On the ride back to Flemingdon, Quinlan tried to keep the energy up. “Congratulations, I think that went really well,” she said cheerily. “How did you feel?”
But the trip had underlined the difficulty of the kind of work she and the rest of the workers at the Flemingdon Health centre were taking on. The entire philosophy behind the community health centre — the approach to medicine that Quinlan was so passionate about — was about not simply treating a client’s illness, but trying to change the factors that made them sick. At times, though, it seemed as if just making sure the kids in the neighbourhood went to the dentist and got their vaccinations was difficult enough. Working with a community on housing, removing language barriers, understanding past traumas and prejudices, building a foundation of trust — that was a job that had no end.
By August, the housing battle had become a full-fledged rent strike, with 200 tenants agreeing to withhold rent until Minto gave up on their above-guideline rent increases. (According to Minto, just 50 units withheld rent in August). The strike earned headlines across the country — the latest example of a low-income community taking collective action against a corporate landlord. “We’re in an affordable housing crisis in the greater Toronto area,” said the lawyer Kevin LaForest. “People are being displaced because landlords are trying to maximize profits.”
The landlord’s position has held firm. “Minto has put almost 6 million dollars of major repairs into the project,” says Dickie. “New heating system and improvements for the hot water heating. They have put in security systems, cameras. They have improved many aspects of the building. That work needs to be paid for.” On August fourth, they sent papers to tenants starting the eviction process.
Mizikar became the face of the strike and the voice of the community. Each day he knocked on doors, reassuring families who were going through refugee hearings that they had rights as tenants in Canada. He was stressed. His blood pressure, he said, had gone up. Living at 31–35 St Dennis meant never being able to leave his work. In his home country, for a Roma person to know someone like him, a person with the slightest bit of institutional power, was “like a miracle.” At St Dennis he received dozens of visits a day — people knocking on his door, asking him for help.
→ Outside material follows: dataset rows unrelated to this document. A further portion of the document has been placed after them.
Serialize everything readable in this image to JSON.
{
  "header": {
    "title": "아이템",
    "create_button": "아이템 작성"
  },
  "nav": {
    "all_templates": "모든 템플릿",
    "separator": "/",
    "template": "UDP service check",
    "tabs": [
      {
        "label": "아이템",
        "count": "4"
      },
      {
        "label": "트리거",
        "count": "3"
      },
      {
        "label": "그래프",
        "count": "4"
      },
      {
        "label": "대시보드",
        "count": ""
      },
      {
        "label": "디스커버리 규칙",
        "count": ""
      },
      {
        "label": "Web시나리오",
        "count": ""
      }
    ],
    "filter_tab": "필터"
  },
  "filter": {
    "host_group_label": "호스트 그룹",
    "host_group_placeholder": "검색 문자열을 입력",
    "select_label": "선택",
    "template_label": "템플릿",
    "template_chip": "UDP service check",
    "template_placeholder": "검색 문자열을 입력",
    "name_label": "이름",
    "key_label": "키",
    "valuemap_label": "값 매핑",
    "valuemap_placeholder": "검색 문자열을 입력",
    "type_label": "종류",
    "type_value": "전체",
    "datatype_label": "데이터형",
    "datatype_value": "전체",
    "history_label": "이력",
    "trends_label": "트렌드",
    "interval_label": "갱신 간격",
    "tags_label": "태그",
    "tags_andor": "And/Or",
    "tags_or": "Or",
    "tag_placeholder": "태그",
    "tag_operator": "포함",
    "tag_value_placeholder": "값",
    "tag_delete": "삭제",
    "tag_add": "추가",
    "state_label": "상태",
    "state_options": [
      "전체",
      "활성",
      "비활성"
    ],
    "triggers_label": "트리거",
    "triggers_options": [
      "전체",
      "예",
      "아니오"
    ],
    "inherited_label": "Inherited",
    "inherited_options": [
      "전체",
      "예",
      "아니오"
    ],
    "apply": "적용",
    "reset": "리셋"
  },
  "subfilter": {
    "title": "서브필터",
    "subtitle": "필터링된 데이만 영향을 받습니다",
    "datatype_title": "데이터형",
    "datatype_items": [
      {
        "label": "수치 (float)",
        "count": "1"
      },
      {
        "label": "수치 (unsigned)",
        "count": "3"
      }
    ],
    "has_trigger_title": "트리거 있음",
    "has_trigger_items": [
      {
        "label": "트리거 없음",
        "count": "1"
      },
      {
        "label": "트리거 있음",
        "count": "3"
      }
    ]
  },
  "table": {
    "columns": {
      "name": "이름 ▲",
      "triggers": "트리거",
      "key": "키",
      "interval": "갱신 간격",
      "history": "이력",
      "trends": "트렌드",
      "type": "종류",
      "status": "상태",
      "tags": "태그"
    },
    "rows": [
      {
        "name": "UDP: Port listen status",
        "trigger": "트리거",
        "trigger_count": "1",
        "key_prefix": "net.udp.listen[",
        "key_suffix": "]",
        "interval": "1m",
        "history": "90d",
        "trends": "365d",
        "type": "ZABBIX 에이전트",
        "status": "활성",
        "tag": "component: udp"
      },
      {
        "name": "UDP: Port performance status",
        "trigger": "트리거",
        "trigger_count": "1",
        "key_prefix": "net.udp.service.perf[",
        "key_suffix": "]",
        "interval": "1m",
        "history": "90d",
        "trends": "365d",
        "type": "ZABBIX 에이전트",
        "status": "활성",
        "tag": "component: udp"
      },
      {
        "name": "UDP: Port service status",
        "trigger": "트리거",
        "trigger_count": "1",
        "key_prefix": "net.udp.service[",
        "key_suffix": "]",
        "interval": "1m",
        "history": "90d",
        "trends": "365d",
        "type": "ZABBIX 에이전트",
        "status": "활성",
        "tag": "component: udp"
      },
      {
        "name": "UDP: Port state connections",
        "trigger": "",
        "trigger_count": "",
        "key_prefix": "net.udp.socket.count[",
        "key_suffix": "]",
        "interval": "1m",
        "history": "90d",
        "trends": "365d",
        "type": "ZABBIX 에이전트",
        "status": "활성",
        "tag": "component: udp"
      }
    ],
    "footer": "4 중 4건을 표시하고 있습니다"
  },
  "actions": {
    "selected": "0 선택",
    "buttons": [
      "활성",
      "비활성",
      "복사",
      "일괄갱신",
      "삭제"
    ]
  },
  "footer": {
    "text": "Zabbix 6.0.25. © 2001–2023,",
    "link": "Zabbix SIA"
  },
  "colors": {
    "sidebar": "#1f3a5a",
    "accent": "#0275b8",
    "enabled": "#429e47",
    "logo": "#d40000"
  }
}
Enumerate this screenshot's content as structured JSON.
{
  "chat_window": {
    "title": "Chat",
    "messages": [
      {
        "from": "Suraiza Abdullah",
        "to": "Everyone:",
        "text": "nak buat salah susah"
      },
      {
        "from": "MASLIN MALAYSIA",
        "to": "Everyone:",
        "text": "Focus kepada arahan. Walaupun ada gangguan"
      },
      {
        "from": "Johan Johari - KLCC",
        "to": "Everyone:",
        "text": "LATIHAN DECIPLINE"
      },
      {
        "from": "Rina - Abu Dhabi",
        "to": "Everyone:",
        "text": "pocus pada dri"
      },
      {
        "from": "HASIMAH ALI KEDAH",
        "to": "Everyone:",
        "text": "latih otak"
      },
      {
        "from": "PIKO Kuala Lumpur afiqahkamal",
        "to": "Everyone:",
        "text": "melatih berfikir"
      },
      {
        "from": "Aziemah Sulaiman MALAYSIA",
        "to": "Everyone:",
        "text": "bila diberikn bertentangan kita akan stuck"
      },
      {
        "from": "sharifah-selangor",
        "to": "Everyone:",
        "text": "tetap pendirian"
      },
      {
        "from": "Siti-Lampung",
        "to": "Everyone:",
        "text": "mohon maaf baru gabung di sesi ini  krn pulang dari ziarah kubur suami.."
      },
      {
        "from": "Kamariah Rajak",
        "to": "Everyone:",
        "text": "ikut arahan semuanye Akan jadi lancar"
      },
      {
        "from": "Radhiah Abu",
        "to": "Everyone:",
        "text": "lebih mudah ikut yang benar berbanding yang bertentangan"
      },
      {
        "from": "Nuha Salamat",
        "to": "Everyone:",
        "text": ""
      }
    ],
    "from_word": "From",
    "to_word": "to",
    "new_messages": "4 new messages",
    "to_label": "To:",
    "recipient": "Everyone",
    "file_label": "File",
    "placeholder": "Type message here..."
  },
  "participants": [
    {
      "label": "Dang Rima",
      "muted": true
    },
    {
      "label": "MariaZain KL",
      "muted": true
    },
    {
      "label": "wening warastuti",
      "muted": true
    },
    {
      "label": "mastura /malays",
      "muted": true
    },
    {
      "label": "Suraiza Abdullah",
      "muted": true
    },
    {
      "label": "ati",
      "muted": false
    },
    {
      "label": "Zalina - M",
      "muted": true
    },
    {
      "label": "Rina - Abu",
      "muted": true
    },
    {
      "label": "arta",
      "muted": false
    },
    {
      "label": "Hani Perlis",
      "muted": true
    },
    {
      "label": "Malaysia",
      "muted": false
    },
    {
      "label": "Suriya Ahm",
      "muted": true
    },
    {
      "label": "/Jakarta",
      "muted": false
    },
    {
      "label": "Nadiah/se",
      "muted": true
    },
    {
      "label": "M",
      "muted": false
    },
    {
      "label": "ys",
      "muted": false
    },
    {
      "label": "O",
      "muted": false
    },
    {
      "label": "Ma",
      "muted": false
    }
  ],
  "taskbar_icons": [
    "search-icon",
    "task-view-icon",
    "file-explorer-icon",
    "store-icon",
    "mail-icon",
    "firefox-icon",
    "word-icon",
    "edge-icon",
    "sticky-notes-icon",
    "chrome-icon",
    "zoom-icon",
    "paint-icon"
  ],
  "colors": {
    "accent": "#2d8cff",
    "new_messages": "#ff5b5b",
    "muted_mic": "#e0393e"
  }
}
Mizikar was exhausted. But he was proud of the work. The rent strike, he said one day in mid-August, was making a difference. “The landlord now wants to hear from the tenants,” said Mizikar. They were beginning a dialogue, slowly fixing things that hadn’t been fixed before. And the relationship between the Roma and the health team in their neighbourhood was improving, however slowly and tentatively. “The Roma community does not trust anyone,” said Mizikar declaratively, before correcting himself. “The Roma community does not trust anyone until that person shows them that they want to help.” Jen Quinlan and the Flemingdon Health Centre team were still trying to show them.